Japan, Pearl Harbor and War
While most Americans anxiously watched the course of the European war, tension mounted in Asia. Taking advantage of an opportunity to improve its strategic position, Japan boldly announced a "new order" in which it would exercise hegemony over all of the Pacific. Battling for survival against Nazi Germany, Britain was unable to resist, abandoning its concession in Shanghai and temporarily closing the Chinese supply route from Burma. In the summer of 1940, Japan won permission from the weak Vichy government in France to use airfields in northern Indochina (North Vietnam). That September the Japanese formally joined the Rome-Berlin Axis. The United States countered with an embargo on the export of scrap iron to Japan.

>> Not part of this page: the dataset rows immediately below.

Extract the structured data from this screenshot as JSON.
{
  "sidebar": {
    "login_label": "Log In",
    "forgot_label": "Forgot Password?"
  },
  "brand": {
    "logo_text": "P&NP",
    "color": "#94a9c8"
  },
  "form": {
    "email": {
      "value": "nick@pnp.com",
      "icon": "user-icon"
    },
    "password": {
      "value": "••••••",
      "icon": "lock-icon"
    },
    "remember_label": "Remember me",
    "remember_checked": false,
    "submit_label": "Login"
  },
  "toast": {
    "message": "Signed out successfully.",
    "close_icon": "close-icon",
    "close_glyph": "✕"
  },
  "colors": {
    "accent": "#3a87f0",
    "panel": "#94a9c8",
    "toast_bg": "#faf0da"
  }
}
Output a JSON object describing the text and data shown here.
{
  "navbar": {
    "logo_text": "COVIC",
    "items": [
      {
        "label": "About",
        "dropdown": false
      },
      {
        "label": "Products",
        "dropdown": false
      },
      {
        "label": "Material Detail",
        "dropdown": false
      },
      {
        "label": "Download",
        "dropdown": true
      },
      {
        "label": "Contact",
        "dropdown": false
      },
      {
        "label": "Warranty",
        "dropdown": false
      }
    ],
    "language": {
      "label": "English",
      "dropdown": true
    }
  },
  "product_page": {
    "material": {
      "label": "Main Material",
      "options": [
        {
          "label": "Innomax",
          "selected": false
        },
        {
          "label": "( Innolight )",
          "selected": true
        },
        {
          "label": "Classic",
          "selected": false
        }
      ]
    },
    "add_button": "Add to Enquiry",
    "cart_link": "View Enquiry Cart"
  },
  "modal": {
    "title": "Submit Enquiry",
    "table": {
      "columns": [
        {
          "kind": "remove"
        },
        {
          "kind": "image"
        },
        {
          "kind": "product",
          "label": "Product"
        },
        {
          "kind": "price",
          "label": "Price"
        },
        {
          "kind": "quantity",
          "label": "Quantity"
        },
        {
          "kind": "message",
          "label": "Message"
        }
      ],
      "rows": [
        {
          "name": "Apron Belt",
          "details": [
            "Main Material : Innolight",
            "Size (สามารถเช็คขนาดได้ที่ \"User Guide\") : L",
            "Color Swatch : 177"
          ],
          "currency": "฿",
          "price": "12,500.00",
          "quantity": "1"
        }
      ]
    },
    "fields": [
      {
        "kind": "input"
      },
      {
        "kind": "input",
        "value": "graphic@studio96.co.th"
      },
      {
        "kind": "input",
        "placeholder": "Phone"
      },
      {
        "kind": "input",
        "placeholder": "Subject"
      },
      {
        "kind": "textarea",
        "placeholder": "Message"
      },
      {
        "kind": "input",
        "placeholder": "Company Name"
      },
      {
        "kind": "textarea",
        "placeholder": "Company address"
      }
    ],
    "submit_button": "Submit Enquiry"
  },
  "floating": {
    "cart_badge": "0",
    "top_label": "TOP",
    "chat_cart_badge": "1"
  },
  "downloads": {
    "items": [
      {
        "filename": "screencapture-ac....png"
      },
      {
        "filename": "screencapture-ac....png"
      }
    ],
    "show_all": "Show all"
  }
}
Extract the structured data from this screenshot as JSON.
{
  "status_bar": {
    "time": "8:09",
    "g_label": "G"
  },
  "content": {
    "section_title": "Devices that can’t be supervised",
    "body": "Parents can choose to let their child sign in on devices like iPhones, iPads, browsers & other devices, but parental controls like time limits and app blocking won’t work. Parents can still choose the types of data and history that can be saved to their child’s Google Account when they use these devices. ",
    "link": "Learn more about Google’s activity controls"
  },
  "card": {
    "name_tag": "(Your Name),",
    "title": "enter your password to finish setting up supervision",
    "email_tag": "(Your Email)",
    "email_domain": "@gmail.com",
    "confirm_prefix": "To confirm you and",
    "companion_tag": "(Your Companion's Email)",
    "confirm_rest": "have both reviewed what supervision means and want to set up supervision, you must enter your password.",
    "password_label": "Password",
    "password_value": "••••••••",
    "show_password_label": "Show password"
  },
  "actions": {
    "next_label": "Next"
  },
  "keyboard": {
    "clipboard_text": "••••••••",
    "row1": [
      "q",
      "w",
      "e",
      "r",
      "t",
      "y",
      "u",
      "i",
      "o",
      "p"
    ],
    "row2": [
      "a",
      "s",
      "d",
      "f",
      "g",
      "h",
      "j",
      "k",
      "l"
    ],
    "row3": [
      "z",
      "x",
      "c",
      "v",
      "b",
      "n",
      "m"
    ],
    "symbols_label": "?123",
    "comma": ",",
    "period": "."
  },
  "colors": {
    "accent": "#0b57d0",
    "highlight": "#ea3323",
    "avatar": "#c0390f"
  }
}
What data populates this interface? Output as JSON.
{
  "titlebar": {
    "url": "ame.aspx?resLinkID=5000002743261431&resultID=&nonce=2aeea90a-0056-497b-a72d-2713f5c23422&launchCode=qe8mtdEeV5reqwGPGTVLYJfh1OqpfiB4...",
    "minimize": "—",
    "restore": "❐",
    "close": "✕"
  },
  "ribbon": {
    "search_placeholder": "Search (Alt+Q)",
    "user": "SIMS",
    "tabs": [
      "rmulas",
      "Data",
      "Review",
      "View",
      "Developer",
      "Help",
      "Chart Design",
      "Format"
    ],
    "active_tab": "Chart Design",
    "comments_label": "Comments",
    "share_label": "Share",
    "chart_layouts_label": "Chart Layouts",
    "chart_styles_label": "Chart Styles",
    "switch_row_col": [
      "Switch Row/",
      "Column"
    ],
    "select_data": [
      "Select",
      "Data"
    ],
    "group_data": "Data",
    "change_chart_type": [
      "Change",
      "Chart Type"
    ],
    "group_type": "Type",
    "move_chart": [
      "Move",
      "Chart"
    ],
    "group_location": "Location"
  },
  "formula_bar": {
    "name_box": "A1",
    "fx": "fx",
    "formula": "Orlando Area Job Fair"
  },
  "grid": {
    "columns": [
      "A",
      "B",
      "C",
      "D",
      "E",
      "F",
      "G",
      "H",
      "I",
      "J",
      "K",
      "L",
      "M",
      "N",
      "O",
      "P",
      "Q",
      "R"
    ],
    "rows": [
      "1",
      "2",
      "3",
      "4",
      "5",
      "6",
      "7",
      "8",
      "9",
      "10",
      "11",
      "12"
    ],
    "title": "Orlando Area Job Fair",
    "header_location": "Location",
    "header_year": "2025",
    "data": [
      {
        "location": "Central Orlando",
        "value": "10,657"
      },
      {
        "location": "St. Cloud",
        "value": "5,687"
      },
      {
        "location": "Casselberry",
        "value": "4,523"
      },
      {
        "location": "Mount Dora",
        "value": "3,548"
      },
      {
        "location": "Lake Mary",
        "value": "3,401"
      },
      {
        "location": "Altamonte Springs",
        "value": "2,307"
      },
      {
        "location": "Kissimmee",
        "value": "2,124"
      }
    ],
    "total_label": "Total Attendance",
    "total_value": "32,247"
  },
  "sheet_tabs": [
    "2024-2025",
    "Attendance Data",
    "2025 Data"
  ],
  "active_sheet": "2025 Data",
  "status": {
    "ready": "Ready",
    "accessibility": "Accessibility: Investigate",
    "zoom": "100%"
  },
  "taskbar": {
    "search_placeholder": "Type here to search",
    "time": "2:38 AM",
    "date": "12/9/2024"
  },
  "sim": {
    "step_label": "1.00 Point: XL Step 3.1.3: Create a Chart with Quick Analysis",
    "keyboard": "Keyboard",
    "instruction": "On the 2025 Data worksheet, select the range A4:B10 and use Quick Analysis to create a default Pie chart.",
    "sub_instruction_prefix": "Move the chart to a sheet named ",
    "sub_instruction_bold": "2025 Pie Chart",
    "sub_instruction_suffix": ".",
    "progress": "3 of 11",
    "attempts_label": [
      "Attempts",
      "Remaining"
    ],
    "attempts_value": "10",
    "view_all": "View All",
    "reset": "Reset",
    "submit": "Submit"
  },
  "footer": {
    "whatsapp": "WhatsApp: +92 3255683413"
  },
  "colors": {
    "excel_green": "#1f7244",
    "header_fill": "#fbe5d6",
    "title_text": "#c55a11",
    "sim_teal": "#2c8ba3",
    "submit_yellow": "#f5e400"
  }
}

In July 1941 the Japanese occupied southern Indochina (South Vietnam), signaling a probable move southward toward the oil, tin, and rubber of British Malaya and the Dutch East Indies. The United States, in response, froze Japanese assets and initiated an embargo on the one commodity Japan needed above all others -- oil.General Hideki Tojo became prime minister of Japan that October. In mid-November, he sent a special envoy to the United States to meet with Secretary of State Cordell Hull. Among other things, Japan demanded that the United States release Japanese assets and stop U.S. naval expansion in the Pacific. Hull countered with a proposal for Japanese withdrawal from all its conquests. The swift Japanese rejection on December 1 left the talks stalemated.
On the morning of December 7, Japanese carrier based planes executed a devastating surprise attack against the U.S. Pacific Fleet at Pearl Harbor, Hawaii. Twenty-one ships were destroyed or temporarily disabled; 323 aircraft were destroyed or damaged; 2,388 soldiers, sailors, and civilians were killed. However, the U.S. aircraft carriers that would play such a critical role in the ensuing naval war in the Pacific were at sea and not anchored at Pearl Harbor.
American opinion, still divided about the war in Europe, was unified overnight by what President Roosevelt called "a day that will live in infamy." On December 8, Congress declared a state of war with Japan; three days later Germany and Italy declared war on the United States.